Conduct further research into the relationship between gender power relations and technology access and use in Africa
There is a surprisingly limited amount and variety of published research examining the intersection of gender, power, and technology in African countries. As new technologies continually transform the digital landscape, it is important to generate more empirical local knowledge and evidence to feed into policymaking processes that, as our research has shown, might not be fully grasping the nature of the challenges standing in the way of true gender digital equality.

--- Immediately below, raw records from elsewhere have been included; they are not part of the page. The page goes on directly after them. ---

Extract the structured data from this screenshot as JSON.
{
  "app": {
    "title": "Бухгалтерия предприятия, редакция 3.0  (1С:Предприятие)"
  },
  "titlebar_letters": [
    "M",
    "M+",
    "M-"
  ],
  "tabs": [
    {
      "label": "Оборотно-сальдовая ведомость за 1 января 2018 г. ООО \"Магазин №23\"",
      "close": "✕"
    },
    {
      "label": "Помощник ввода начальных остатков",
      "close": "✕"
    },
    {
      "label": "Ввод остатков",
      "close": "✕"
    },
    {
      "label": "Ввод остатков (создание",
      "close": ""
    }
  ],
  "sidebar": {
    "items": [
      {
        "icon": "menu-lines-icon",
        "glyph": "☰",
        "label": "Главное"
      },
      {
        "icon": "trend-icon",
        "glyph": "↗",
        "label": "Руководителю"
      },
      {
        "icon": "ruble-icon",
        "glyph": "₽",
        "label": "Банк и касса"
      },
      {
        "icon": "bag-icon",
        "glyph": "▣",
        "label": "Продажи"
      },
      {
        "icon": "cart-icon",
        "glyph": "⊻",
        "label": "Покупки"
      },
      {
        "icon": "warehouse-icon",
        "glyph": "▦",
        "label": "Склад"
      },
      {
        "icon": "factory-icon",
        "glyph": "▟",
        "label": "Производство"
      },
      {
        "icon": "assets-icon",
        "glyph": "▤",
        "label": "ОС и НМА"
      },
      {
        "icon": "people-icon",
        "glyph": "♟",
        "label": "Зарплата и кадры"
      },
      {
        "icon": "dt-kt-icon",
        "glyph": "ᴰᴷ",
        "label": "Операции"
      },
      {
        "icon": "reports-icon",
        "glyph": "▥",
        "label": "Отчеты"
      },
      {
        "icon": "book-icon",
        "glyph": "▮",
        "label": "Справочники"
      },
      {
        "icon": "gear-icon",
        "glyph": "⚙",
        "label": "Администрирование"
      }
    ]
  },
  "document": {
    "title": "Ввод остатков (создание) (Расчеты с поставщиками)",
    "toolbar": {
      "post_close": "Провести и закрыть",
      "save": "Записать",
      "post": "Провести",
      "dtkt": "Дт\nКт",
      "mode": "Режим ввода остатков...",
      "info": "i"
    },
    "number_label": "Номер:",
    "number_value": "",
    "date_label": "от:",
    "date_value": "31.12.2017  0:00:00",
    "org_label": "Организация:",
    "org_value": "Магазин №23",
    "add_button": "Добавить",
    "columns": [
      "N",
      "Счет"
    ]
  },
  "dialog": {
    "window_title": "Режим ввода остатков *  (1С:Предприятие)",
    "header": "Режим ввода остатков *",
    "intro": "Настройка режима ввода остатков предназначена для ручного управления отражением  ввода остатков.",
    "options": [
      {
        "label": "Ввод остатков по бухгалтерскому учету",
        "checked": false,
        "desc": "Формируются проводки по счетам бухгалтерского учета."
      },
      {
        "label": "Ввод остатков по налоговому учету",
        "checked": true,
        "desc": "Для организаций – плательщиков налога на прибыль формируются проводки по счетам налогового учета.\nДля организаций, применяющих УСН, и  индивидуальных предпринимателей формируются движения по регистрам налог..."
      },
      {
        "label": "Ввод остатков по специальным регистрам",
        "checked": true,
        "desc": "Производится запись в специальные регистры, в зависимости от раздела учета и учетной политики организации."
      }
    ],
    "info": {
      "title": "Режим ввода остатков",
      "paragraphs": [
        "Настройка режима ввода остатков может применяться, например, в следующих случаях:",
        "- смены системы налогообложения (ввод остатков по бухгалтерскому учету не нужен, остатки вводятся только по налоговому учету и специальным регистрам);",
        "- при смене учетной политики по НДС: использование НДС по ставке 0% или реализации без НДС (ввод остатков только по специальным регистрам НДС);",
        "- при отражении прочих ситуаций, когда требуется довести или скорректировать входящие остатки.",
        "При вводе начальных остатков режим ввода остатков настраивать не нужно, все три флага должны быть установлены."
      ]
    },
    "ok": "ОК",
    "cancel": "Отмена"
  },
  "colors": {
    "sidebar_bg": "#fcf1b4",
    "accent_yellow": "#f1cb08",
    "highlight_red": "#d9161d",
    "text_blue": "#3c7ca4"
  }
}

An important feature of this research was the mixed methods approach. Whereas feminist research often focuses on qualitative methods, this study sought to demonstrate complementarities of quantitative and qualitative data when researching intersectional inequalities. Intersectional lenses were brought to bear on the quantitative data by analysing cross sections of the multiple demographic variables the surveys collected. While the qualitative data provided depth and contextualised insights, the quantitative analysis enabled us to draw conclusions that are generalisable to the Rwandan population. These include findings on how both men and women with different characteristics experience digital inequality at the intersection of adverse conditions reflecting income, education and geographic location – including circumstances in which men might be more disadvantaged than women. For example, although mobile phone ownership was higher amongst rural men than urban women, out of those who did own a phone, a higher proportion of urban women than men owned a smartphone. And compared with rural men, a higher proportion of urban women knew what the internet is and had used it.